Courtesy of Leilani Rapaport
Leilani Rapaport, right, poses for a photo with friends at the Gero Onsen hot spring resort in Gifu Prefecture.

Leilani Rapaport shares her experiences as participant of the Japan Exchange and Teaching (JET) Programme, which is administered through the collaboration of Japan’s local and national government authorities and promotes grass-roots internationalisation at the local level.

Warmth surged through my body as I stepped into the bath. My friends and I let out a collective sigh. Steam rose and formed beads that hung from the ceiling.

This February, we visited the Gero Onsen hot spring resort in Gifu Prefecture for a friend’s farewell trip. After checking into our inn, we walked up a hill to Onsenji temple. Seen from above, the buildings appeared quite old and neglected.

Many onsen towns are located in mountain valleys, offering an escape from city life and a glimpse into a large but sometimes forgotten part of the country. Gero was named one of the nation’s top three onsen hot springs by Confucian poet Hayashi Razan about 400 years ago.
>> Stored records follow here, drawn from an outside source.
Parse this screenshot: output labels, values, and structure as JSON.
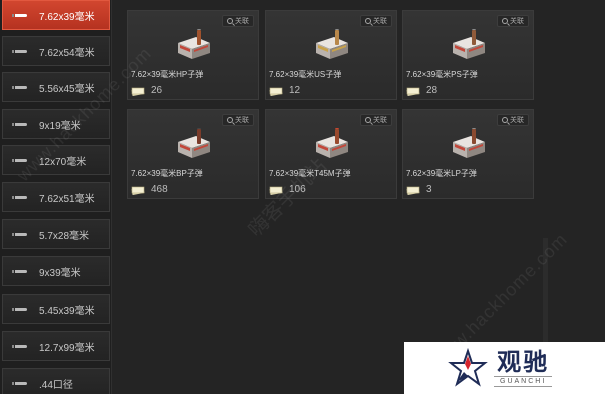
{
  "sidebar": {
    "items": [
      {
        "label": "7.62x39毫米",
        "active": true
      },
      {
        "label": "7.62x54毫米",
        "active": false
      },
      {
        "label": "5.56x45毫米",
        "active": false
      },
      {
        "label": "9x19毫米",
        "active": false
      },
      {
        "label": "12x70毫米",
        "active": false
      },
      {
        "label": "7.62x51毫米",
        "active": false
      },
      {
        "label": "5.7x28毫米",
        "active": false
      },
      {
        "label": "9x39毫米",
        "active": false
      },
      {
        "label": "5.45x39毫米",
        "active": false
      },
      {
        "label": "12.7x99毫米",
        "active": false
      },
      {
        "label": ".44口径",
        "active": false
      }
    ]
  },
  "cards": [
    {
      "name": "7.62×39毫米HP子弹",
      "quantity": "26",
      "details_label": "关联"
    },
    {
      "name": "7.62×39毫米US子弹",
      "quantity": "12",
      "details_label": "关联"
    },
    {
      "name": "7.62×39毫米PS子弹",
      "quantity": "28",
      "details_label": "关联"
    },
    {
      "name": "7.62×39毫米BP子弹",
      "quantity": "468",
      "details_label": "关联"
    },
    {
      "name": "7.62×39毫米T45M子弹",
      "quantity": "106",
      "details_label": "关联"
    },
    {
      "name": "7.62×39毫米LP子弹",
      "quantity": "3",
      "details_label": "关联"
    }
  ],
  "watermarks": {
    "url_left": "www.hackhome.com",
    "url_right": "www.hackhome.com",
    "cn_text": "嗨客手机站"
  },
  "logo": {
    "cn": "观驰",
    "en": "GUANCHI"
  },
  "colors": {
    "accent_active": "#c23a26",
    "background": "#242424",
    "card": "#303030"
  }
}
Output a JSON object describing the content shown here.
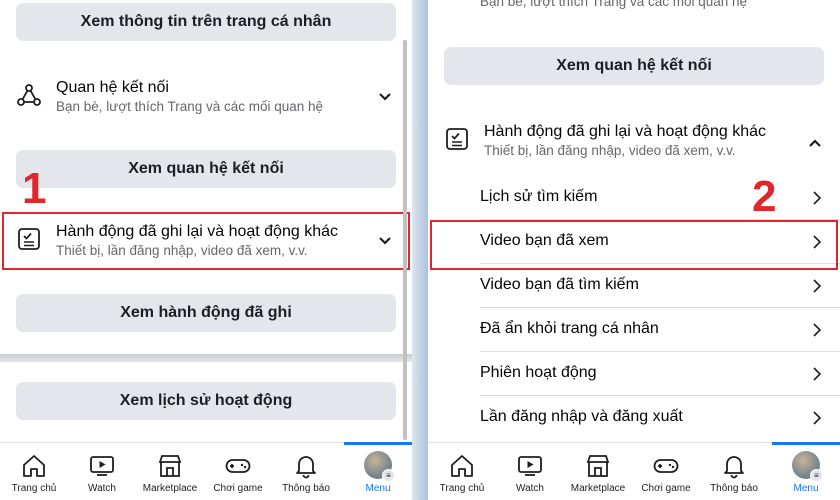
{
  "left": {
    "top_button": "Xem thông tin trên trang cá nhân",
    "connections": {
      "title": "Quan hệ kết nối",
      "subtitle": "Bạn bè, lượt thích Trang và các mối quan hệ"
    },
    "connections_button": "Xem quan hệ kết nối",
    "marker": "1",
    "activity": {
      "title": "Hành động đã ghi lại và hoạt động khác",
      "subtitle": "Thiết bị, lần đăng nhập, video đã xem, v.v."
    },
    "activity_button": "Xem hành động đã ghi",
    "history_button": "Xem lịch sử hoạt động"
  },
  "right": {
    "cut_subtitle": "Bạn bè, lượt thích Trang và các mối quan hệ",
    "connections_button": "Xem quan hệ kết nối",
    "activity": {
      "title": "Hành động đã ghi lại và hoạt động khác",
      "subtitle": "Thiết bị, lần đăng nhập, video đã xem, v.v."
    },
    "marker": "2",
    "items": [
      "Lịch sử tìm kiếm",
      "Video bạn đã xem",
      "Video bạn đã tìm kiếm",
      "Đã ẩn khỏi trang cá nhân",
      "Phiên hoạt động",
      "Lần đăng nhập và đăng xuất"
    ]
  },
  "tabs": [
    "Trang chủ",
    "Watch",
    "Marketplace",
    "Chơi game",
    "Thông báo",
    "Menu"
  ],
  "active_tab": "Menu",
  "colors": {
    "highlight": "#e0262b",
    "accent": "#1877f2",
    "button_bg": "#e4e6eb"
  }
}
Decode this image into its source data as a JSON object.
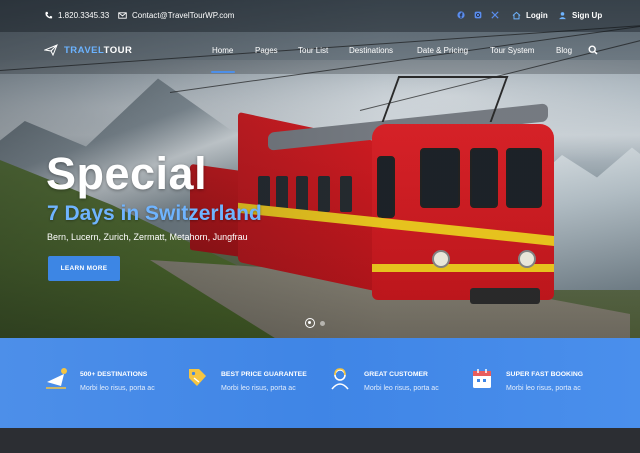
{
  "topbar": {
    "phone": "1.820.3345.33",
    "email": "Contact@TravelTourWP.com",
    "social_icons": [
      "facebook-icon",
      "instagram-icon",
      "x-icon"
    ],
    "login_label": "Login",
    "signup_label": "Sign Up"
  },
  "brand": {
    "part1": "TRAVEL",
    "part2": "TOUR"
  },
  "nav": {
    "items": [
      "Home",
      "Pages",
      "Tour List",
      "Destinations",
      "Date & Pricing",
      "Tour System",
      "Blog"
    ],
    "active": "Home"
  },
  "hero": {
    "title": "Special",
    "subtitle": "7 Days in Switzerland",
    "places": "Bern, Lucern, Zurich, Zermatt, Metahorn, Jungfrau",
    "button_label": "LEARN MORE"
  },
  "features": [
    {
      "icon": "plane-destination-icon",
      "title": "500+ DESTINATIONS",
      "desc": "Morbi leo risus, porta ac"
    },
    {
      "icon": "price-tag-icon",
      "title": "BEST PRICE GUARANTEE",
      "desc": "Morbi leo risus, porta ac"
    },
    {
      "icon": "customer-support-icon",
      "title": "GREAT CUSTOMER",
      "desc": "Morbi leo risus, porta ac"
    },
    {
      "icon": "calendar-booking-icon",
      "title": "SUPER FAST BOOKING",
      "desc": "Morbi leo risus, porta ac"
    }
  ],
  "colors": {
    "accent": "#3d86e4",
    "subtitle_blue": "#6fb4ff",
    "train_red": "#d61b21",
    "stripe_yellow": "#f1cb1e"
  }
}
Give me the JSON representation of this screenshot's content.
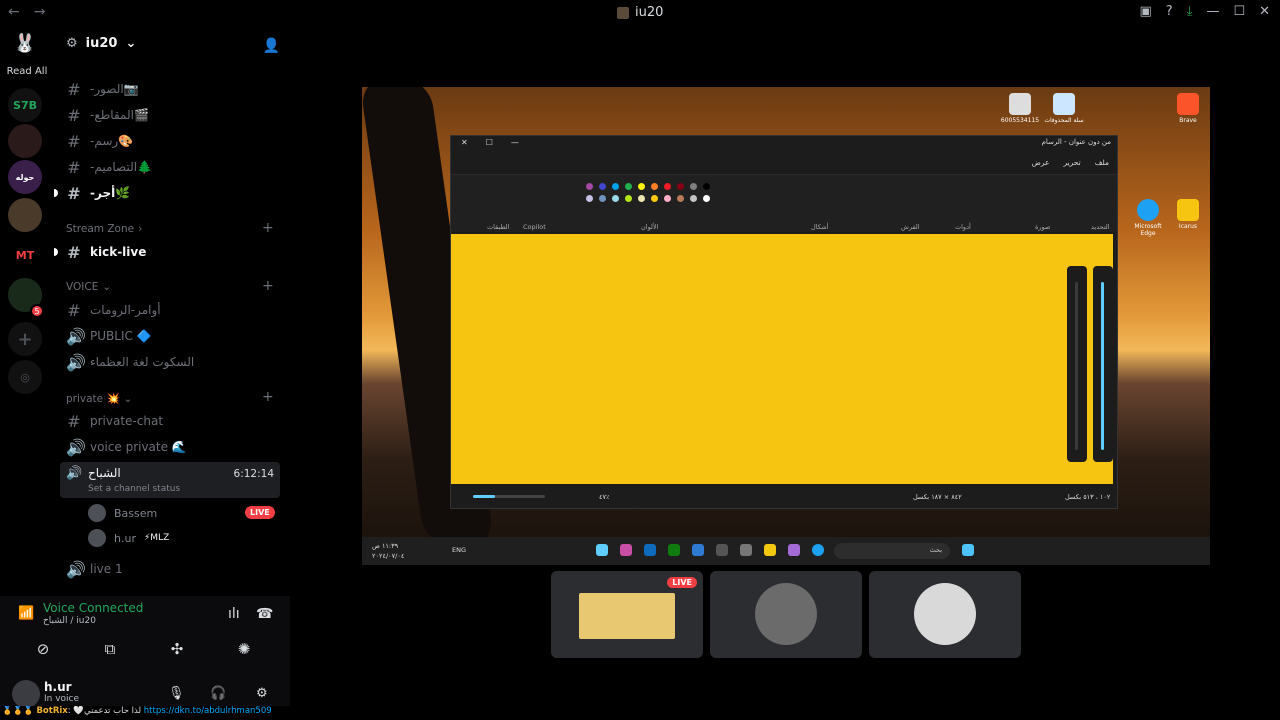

We wandered past souvenir shops, foot baths and depictions of frogs. (In Japanese, the sound a frog makes is “gero.”) We talked about life in Japan and our dreams for the future. Some friends would return to their home countries within a year. Some planned to stay, and some would wind up staying because of the COVID-19 pandemic.

Understanding that our time together was limited, we lavished appreciation on each other and the onsen town. We crossed a bridge back to our inn, and a shiver shot down my arms when I saw someone in an open-air bath in 2 C weather. I was ready to soak, too.

Of course, nude bathing doesn’t appeal to everyone. In the U.S., nudity on TV is treated like swearing. The first time I entered a public bath, I felt both self-conscious about my body and completely separate from it. It was like stage fright, except there was no audience or performance.

Thankfully, a friend was there to guide me through the steps. First, shower to get completely clean. Once in the mineral-rich bath, rest a small, wet towel on your head to keep heat from escaping.

My life in Japan has been greatly enriched by friends such as the one who was soon departing. When I first arrived, she drove me around to buy furniture and was available whenever I had life- or work-related questions. She taught me how to separate trash. She organized numerous trips to beautiful places, giving me a sense of wonder and comfort in my new home. She even planned this last hurrah, which will surely remain one of my top three memories in Japan.

— Originally from Hawaii, Leilani Rapaport studied video journalism at the University of Oregon. She taught English in Mexico City before arriving in Japan in 2017. Since then, she has been an assistant language teacher on the JET Programme in a town in Toyama Prefecture.